- tell your doctor if you are pregnant or plan to become pregnant. If you become pregnant while taking triamterene, call your doctor. Do not breastfeed if you are taking triamterene.
- if you are having surgery, including dental surgery, tell the doctor or dentist that you are taking triamterene.
- plan to avoid unnecessary or prolonged exposure to sunlight and to wear protective clothing, sunglasses, and sunscreen. Triamterene may make your skin sensitive to sunlight.
Follow your doctor's directions for your meals, including advice for a reduced salt (sodium) diet and daily exercise program. Avoid potassium-containing salt substitutes while you are taking this medication..Talk with your doctor about the amount of potassium-rich foods (e.g., bananas, prunes, raisins, and orange juice) that you may have in your diet.
Take the missed dose as soon as you remember it. However, if it is almost time for your next dose, skip the missed dose and continue your regular dosing schedule. Do not take a double dose to make up for a missed one.
Triamterene may cause side effects. Tell your doctor if any of these symptoms are severe or do not go away:
Some side effects can be serious. If you experience any of the following symptoms, call your doctor immediately:
- muscle weakness or cramps
- slow or irregular heartbeat
- difficulty breathing or swallowing
- upset stomach
- extreme tiredness
- unusual bleeding or bruising
- lack of energy
- loss of appetite
- pain in the upper right part of the stomach
- yellowing of the skin or eyes
- flu-like symptoms
- sore throat
- severe dry mouth
- unusual bruising or bleeding
Keep this medicine in the container it came in, tightly closed, and out of reach of children. Store it at room temperature and away from excess heat and moisture (not in the bathroom).
Unneeded medications should be disposed of in special ways to ensure that pets, children, and other people cannot consume them. However, you should not flush this medication down the toilet. Instead, the best way to dispose of your medication is through a medicine take-back program. Talk to your pharmacist or contact your local garbage/recycling department to learn about take-back programs in your community. See the FDA's Safe Disposal of Medicines website (http://goo.gl/c4Rm4p) for more information if you do not have access to a take-back program.

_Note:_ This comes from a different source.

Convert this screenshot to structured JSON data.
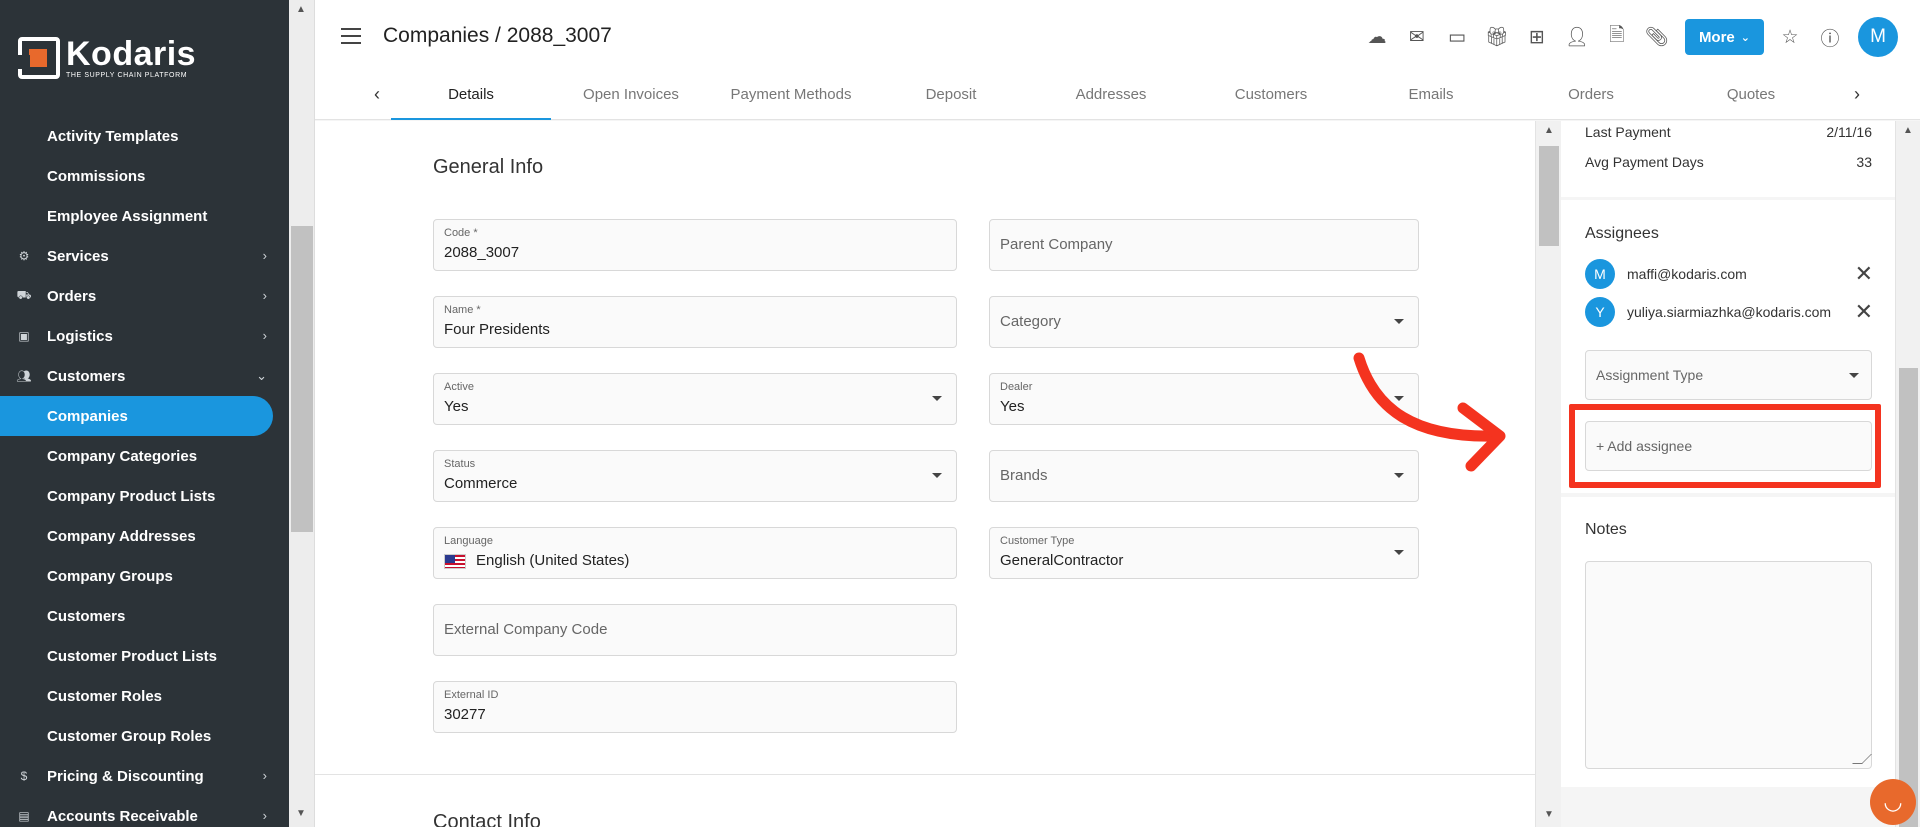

It is important to keep all medication out of sight and reach of children as many containers (such as weekly pill minders and those for eye drops, creams, patches, and inhalers) are not child-resistant and young children can open them easily. To protect young children from poisoning, always lock safety caps and immediately place the medication in a safe location – one that is up and away and out of their sight and reach. http://www.upandaway.org
In case of overdose, call the poison control helpline at 1-800-222-1222. Information is also available online at https://www.poisonhelp.org/help. If the victim has collapsed, had a seizure, has trouble breathing, or can't be awakened, immediately call emergency services at 911.
Keep all appointments with your doctor and the laboratory. Your doctor will order certain lab tests to check your body's response to triamterene.
Do not let anyone else take your medicine. Ask your pharmacist any questions you have about refilling your prescription.
It is important for you to keep a written list of all of the prescription and nonprescription (over-the-counter) medicines you are taking, as well as any products such as vitamins, minerals, or other dietary supplements. You should bring this list with you each time you visit a doctor or if you are admitted to a hospital. It is also important information to carry with you in case of emergencies.